Originally Posted by Davdi
Still got my German Praktika with:
and a generic swivel-head flash.
Also a 1950's cheap TLR 'Ensign' f5.6/60 - lens, takes very atmospheric shots, very good with B/W crap with colour.
Digital is Fuji S5700 & S9500 Bridge cameras plus the cameras on my WFS and XperiaU. As with Film I always try to get it right in camera and avoid post-processing if possible.
Let me tell you about old cameras. There are many cameras available on eBay or elsewhere that are capable of creating images that are vastly superior to anything produced with a top of the line Nikon or Cannon.
In fact, if you look at an older Hasselblad Superwide, the fixed lens is a theoretically perfect lens.
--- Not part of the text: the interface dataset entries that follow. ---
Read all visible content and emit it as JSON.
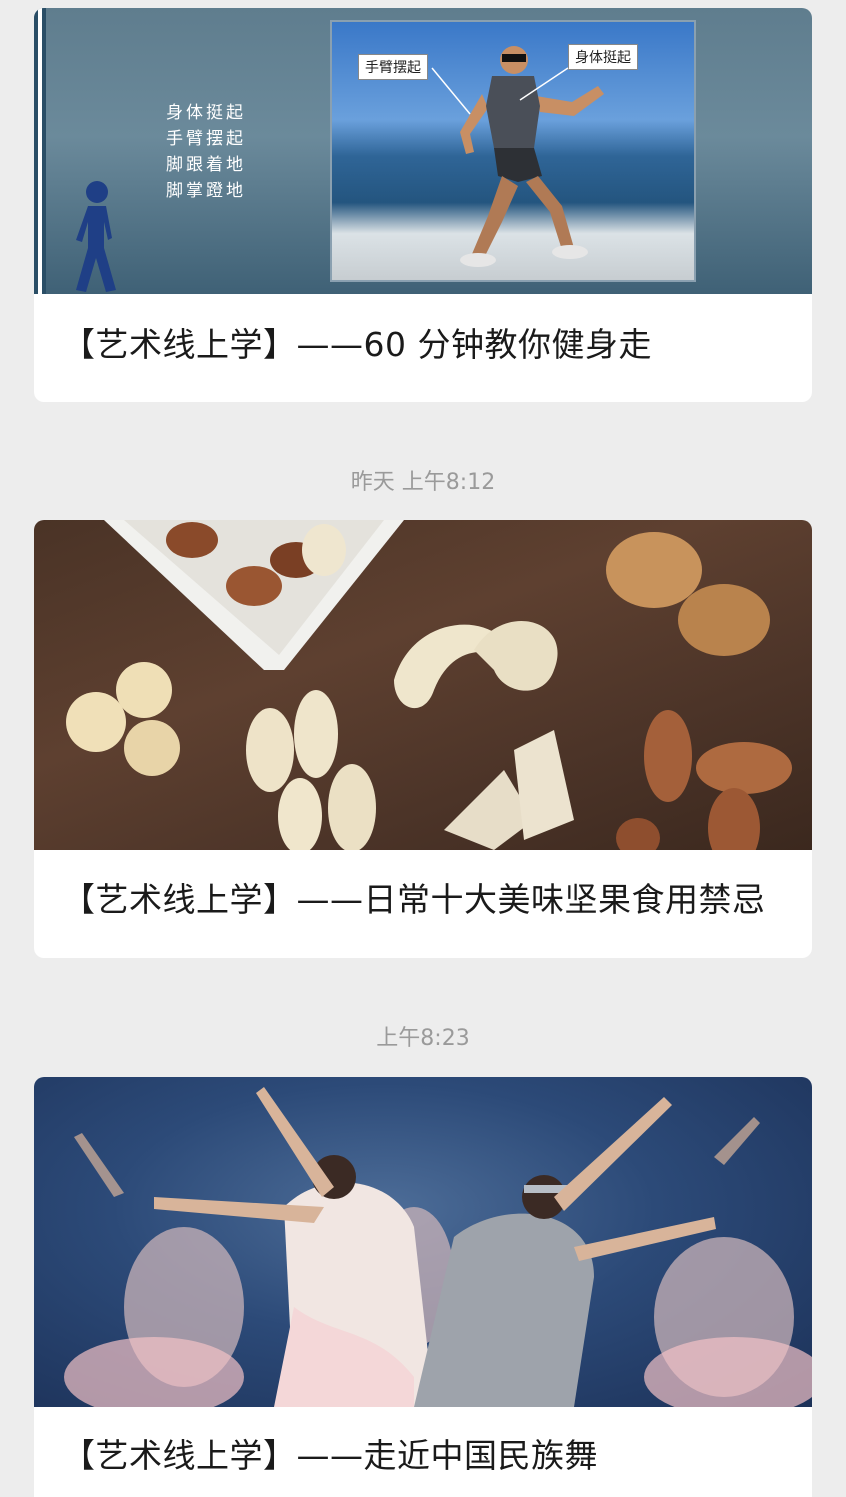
{
  "articles": [
    {
      "title": "【艺术线上学】——60 分钟教你健身走",
      "image": {
        "type": "fitness-walking",
        "overlay_lines": [
          "身体挺起",
          "手臂摆起",
          "脚跟着地",
          "脚掌蹬地"
        ],
        "tag_arm": "手臂摆起",
        "tag_body": "身体挺起"
      }
    },
    {
      "timestamp": "昨天 上午8:12",
      "title": "【艺术线上学】——日常十大美味坚果食用禁忌",
      "image": {
        "type": "nuts-on-wood-table"
      }
    },
    {
      "timestamp": "上午8:23",
      "title": "【艺术线上学】——走近中国民族舞",
      "image": {
        "type": "chinese-folk-dance-performance"
      }
    }
  ]
}
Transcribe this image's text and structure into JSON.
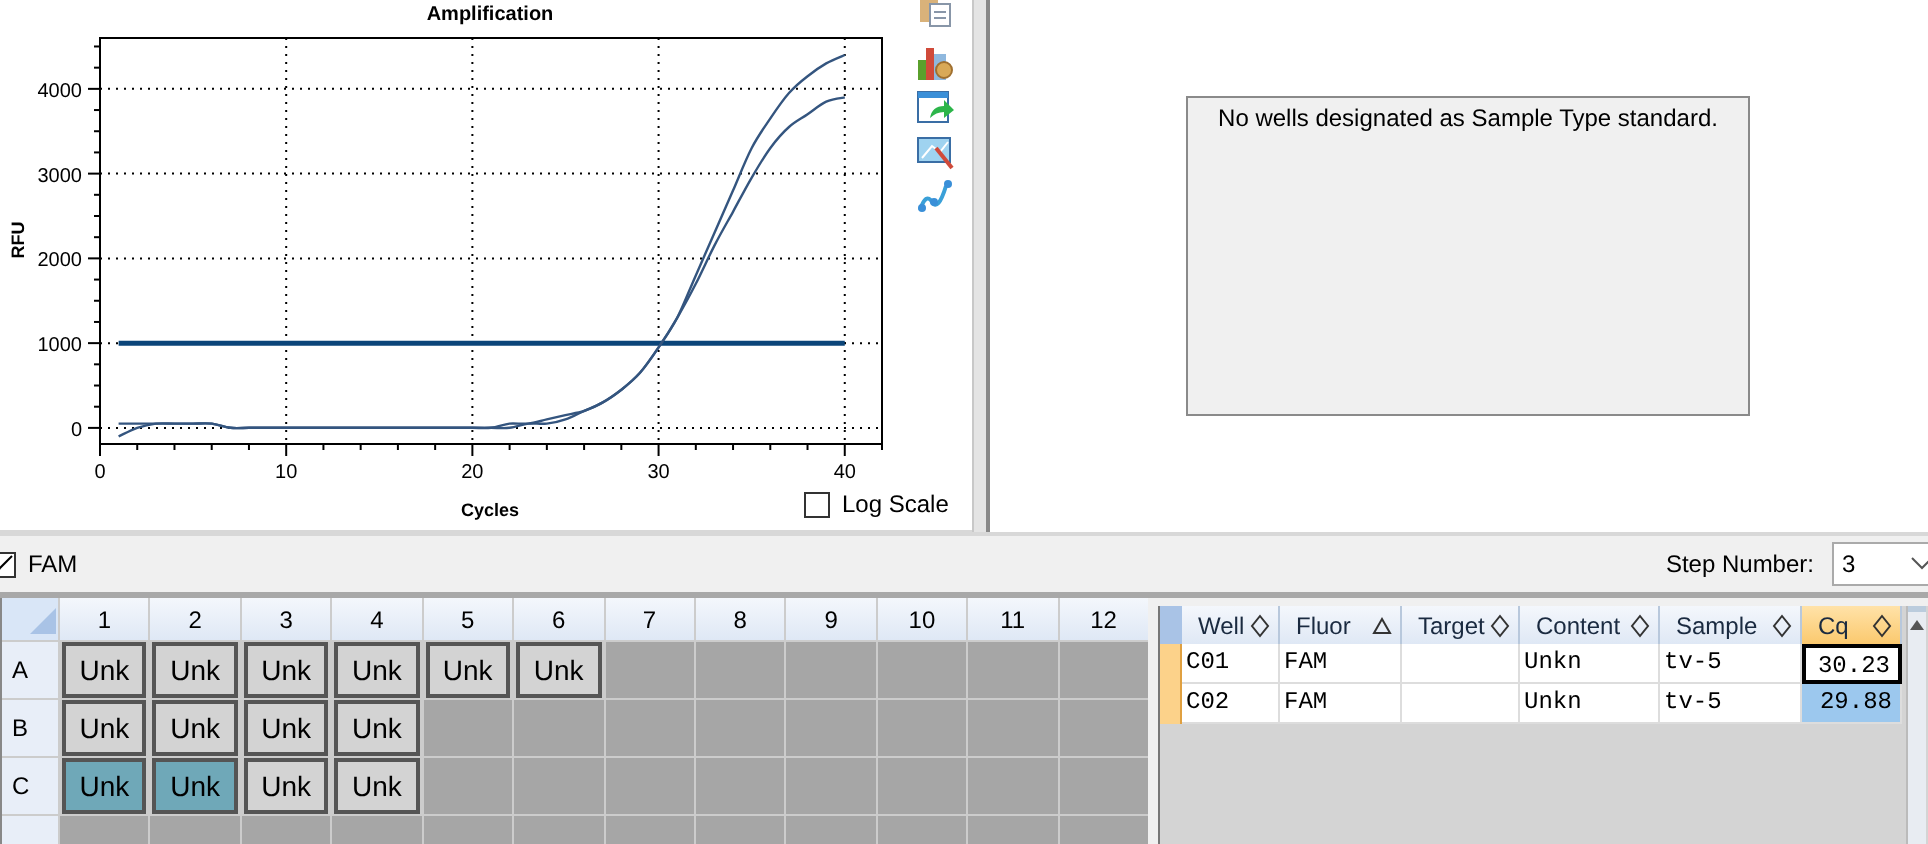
{
  "chart": {
    "log_scale": {
      "label": "Log Scale",
      "checked": false
    },
    "chart_data": {
      "type": "line",
      "title": "Amplification",
      "xlabel": "Cycles",
      "ylabel": "RFU",
      "grid": true,
      "x": [
        1,
        2,
        3,
        4,
        5,
        6,
        7,
        8,
        9,
        10,
        11,
        12,
        13,
        14,
        15,
        16,
        17,
        18,
        19,
        20,
        21,
        22,
        23,
        24,
        25,
        26,
        27,
        28,
        29,
        30,
        31,
        32,
        33,
        34,
        35,
        36,
        37,
        38,
        39,
        40
      ],
      "series": [
        {
          "color": "#34557f",
          "values": [
            -100,
            0,
            50,
            50,
            50,
            50,
            0,
            0,
            0,
            0,
            0,
            0,
            0,
            0,
            0,
            0,
            0,
            0,
            0,
            0,
            0,
            0,
            50,
            50,
            100,
            200,
            300,
            450,
            650,
            950,
            1300,
            1800,
            2300,
            2800,
            3300,
            3650,
            3950,
            4150,
            4300,
            4400
          ]
        },
        {
          "color": "#34557f",
          "values": [
            50,
            50,
            50,
            50,
            50,
            50,
            0,
            0,
            0,
            0,
            0,
            0,
            0,
            0,
            0,
            0,
            0,
            0,
            0,
            0,
            0,
            50,
            50,
            100,
            150,
            200,
            300,
            450,
            650,
            950,
            1300,
            1700,
            2150,
            2550,
            2950,
            3300,
            3550,
            3700,
            3850,
            3900
          ]
        }
      ],
      "xlim": [
        0,
        42
      ],
      "ylim": [
        -190,
        4600
      ],
      "xticks": [
        0,
        10,
        20,
        30,
        40
      ],
      "yticks": [
        0,
        1000,
        2000,
        3000,
        4000
      ],
      "ref_lines": [
        {
          "axis": "y",
          "value": 1000
        }
      ]
    }
  },
  "standard_curve": {
    "message": "No wells designated as Sample Type standard."
  },
  "fluor_filter": {
    "label": "FAM",
    "checked": true
  },
  "step": {
    "label": "Step Number:",
    "value": "3"
  },
  "plate": {
    "columns": [
      "1",
      "2",
      "3",
      "4",
      "5",
      "6",
      "7",
      "8",
      "9",
      "10",
      "11",
      "12"
    ],
    "rows": [
      {
        "label": "A",
        "wells": [
          {
            "content": "Unk",
            "selected": false
          },
          {
            "content": "Unk",
            "selected": false
          },
          {
            "content": "Unk",
            "selected": false
          },
          {
            "content": "Unk",
            "selected": false
          },
          {
            "content": "Unk",
            "selected": false
          },
          {
            "content": "Unk",
            "selected": false
          }
        ]
      },
      {
        "label": "B",
        "wells": [
          {
            "content": "Unk",
            "selected": false
          },
          {
            "content": "Unk",
            "selected": false
          },
          {
            "content": "Unk",
            "selected": false
          },
          {
            "content": "Unk",
            "selected": false
          }
        ]
      },
      {
        "label": "C",
        "wells": [
          {
            "content": "Unk",
            "selected": true
          },
          {
            "content": "Unk",
            "selected": true
          },
          {
            "content": "Unk",
            "selected": false
          },
          {
            "content": "Unk",
            "selected": false
          }
        ]
      },
      {
        "wells": []
      }
    ]
  },
  "table": {
    "columns": [
      {
        "label": "Well",
        "sort_ascending": false,
        "selected": false
      },
      {
        "label": "Fluor",
        "sort_ascending": true,
        "selected": false
      },
      {
        "label": "Target",
        "sort_ascending": false,
        "selected": false
      },
      {
        "label": "Content",
        "sort_ascending": false,
        "selected": false
      },
      {
        "label": "Sample",
        "sort_ascending": false,
        "selected": false
      },
      {
        "label": "Cq",
        "sort_ascending": false,
        "selected": true
      }
    ],
    "rows": [
      {
        "cells": [
          "C01",
          "FAM",
          null,
          "Unkn",
          "tv-5",
          "30.23"
        ],
        "cq_focused": true,
        "cq_selected": false
      },
      {
        "cells": [
          "C02",
          "FAM",
          null,
          "Unkn",
          "tv-5",
          "29.88"
        ],
        "cq_focused": false,
        "cq_selected": true
      }
    ]
  }
}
This means (according to Carl and the gang at Zeiss) a more perfect optic is not possible. Mind you, the SW had a fixed lens; that is, not interchangeable and designed for one camera. I tend to believe Carl, by the way.
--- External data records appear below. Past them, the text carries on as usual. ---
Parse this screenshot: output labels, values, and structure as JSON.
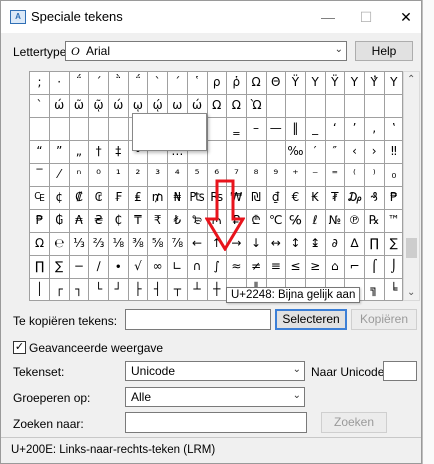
{
  "window": {
    "title": "Speciale tekens",
    "minimize": "—",
    "maximize": "☐",
    "close": "✕"
  },
  "font": {
    "label": "Lettertype:",
    "value": "Arial",
    "help": "Help"
  },
  "grid": {
    "rows": [
      [
        ";",
        "·",
        "΅",
        "΄",
        "῭",
        "΅",
        "`",
        "´",
        "῾",
        "ρ",
        "ῥ",
        "Ω",
        "Θ",
        "Ϋ",
        "Υ",
        "Ÿ",
        "Υ",
        "Υ̓",
        "Υ"
      ],
      [
        "`",
        "ώ",
        "ῶ",
        "ῷ",
        "ώ",
        "ῳ",
        "ῴ",
        "ω",
        "ώ",
        "Ω",
        "Ω",
        "Ὼ",
        "",
        "",
        "",
        "",
        "",
        "",
        ""
      ],
      [
        "",
        "",
        "",
        "",
        "",
        "",
        "",
        "",
        "",
        "",
        "‗",
        "–",
        "—",
        "‖",
        "_",
        "‘",
        "’",
        "‚",
        "‛"
      ],
      [
        "“",
        "”",
        "„",
        "†",
        "‡",
        "•",
        "",
        "…",
        "",
        "",
        "",
        "",
        "",
        "‰",
        "′",
        "″",
        "‹",
        "›",
        "‼"
      ],
      [
        "‾",
        "⁄",
        "ⁿ",
        "⁰",
        "¹",
        "²",
        "³",
        "⁴",
        "⁵",
        "⁶",
        "⁷",
        "⁸",
        "⁹",
        "⁺",
        "⁻",
        "⁼",
        "⁽",
        "⁾",
        "₀"
      ],
      [
        "₠",
        "¢",
        "₡",
        "₢",
        "₣",
        "₤",
        "₥",
        "₦",
        "₧",
        "₨",
        "₩",
        "₪",
        "₫",
        "€",
        "₭",
        "₮",
        "₯",
        "₰",
        "₱"
      ],
      [
        "₱",
        "₲",
        "₳",
        "₴",
        "₵",
        "₸",
        "₹",
        "₺",
        "₻",
        "₼",
        "₽",
        "₾",
        "℃",
        "℅",
        "ℓ",
        "№",
        "℗",
        "℞",
        "™"
      ],
      [
        "Ω",
        "℮",
        "⅓",
        "⅔",
        "⅛",
        "⅜",
        "⅝",
        "⅞",
        "←",
        "↑",
        "→",
        "↓",
        "↔",
        "↕",
        "↨",
        "∂",
        "∆",
        "∏",
        "∑"
      ],
      [
        "∏",
        "∑",
        "−",
        "∕",
        "∙",
        "√",
        "∞",
        "∟",
        "∩",
        "∫",
        "≈",
        "≠",
        "≡",
        "≤",
        "≥",
        "⌂",
        "⌐",
        "⌠",
        "⌡"
      ],
      [
        "│",
        "┌",
        "┐",
        "└",
        "┘",
        "├",
        "┤",
        "┬",
        "┴",
        "┼",
        "═",
        "║",
        "╒",
        "╓",
        "╔",
        "╕",
        "╖",
        "╗",
        "╘"
      ]
    ]
  },
  "tooltip": "U+2248: Bijna gelijk aan",
  "copy": {
    "label": "Te kopiëren tekens:",
    "value": "",
    "select": "Selecteren",
    "copy": "Kopiëren"
  },
  "advanced": {
    "label": "Geavanceerde weergave",
    "checked": "✓"
  },
  "charset": {
    "label": "Tekenset:",
    "value": "Unicode",
    "goto_label": "Naar Unicode:",
    "goto_value": ""
  },
  "group": {
    "label": "Groeperen op:",
    "value": "Alle"
  },
  "search": {
    "label": "Zoeken naar:",
    "value": "",
    "button": "Zoeken"
  },
  "status": "U+200E: Links-naar-rechts-teken (LRM)",
  "colors": {
    "annotation_arrow": "#e8141c",
    "focus": "#3c7fd6"
  }
}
No matter how costly or good the modern cameras are, there are better cameras out there waiting to be bought, adjusted, cleaned, loved and put to work.
I have a 6 x 9 Voightlander Bessa. The best Bessa ever made and probably the finest 6 x 9 folder available. It creates large negatives that are tack sharp. No pro would be caught dead using one because my theory is many pros do not consider that there were some amazing cameras made eons ago that can flat out do the job.
And secondly, it is not digital. Here in Utah, the labs leave lots to be desired when it comes to processing and printing seldom seen formats. This is why I still develop my negatives in a small Kodak Apron tank in the bathroom.
Barring scratches, I know my negs are as perfect as possible and processed to my specs. I never feel comfortable handing unprocessed film to a lab I do not trust.
Great negatives printed by a crappy printer usually yield crappy prints but they create great prints in the lab of an expert. OTOH, bad negatives are hard to print even by those wth darkroom skills. You can alwaus reprint, but it can be hard to salvage bad negs.
I use Minox 35s, a Leica CL and I have shot "professional" assignments with a Kodak Retina. All cheap cameras these days but superior in many ways.
Consider the lack of a super fast shutter. I use to shoot auto races for a local sports writer named Dick Rosetta. I never needed a fast shutter. I know how to pan, so 250th was plenty fast. I can shoot kids on swings at a 125th or slower.
Fast shutter speeds mean you need wider apertures which mean a loss of depth of field. another tech talk perhaps. Lets just say it can be important in some cases.
BTW . . . there is nothing wrong with a Pratika. Not one darn thing.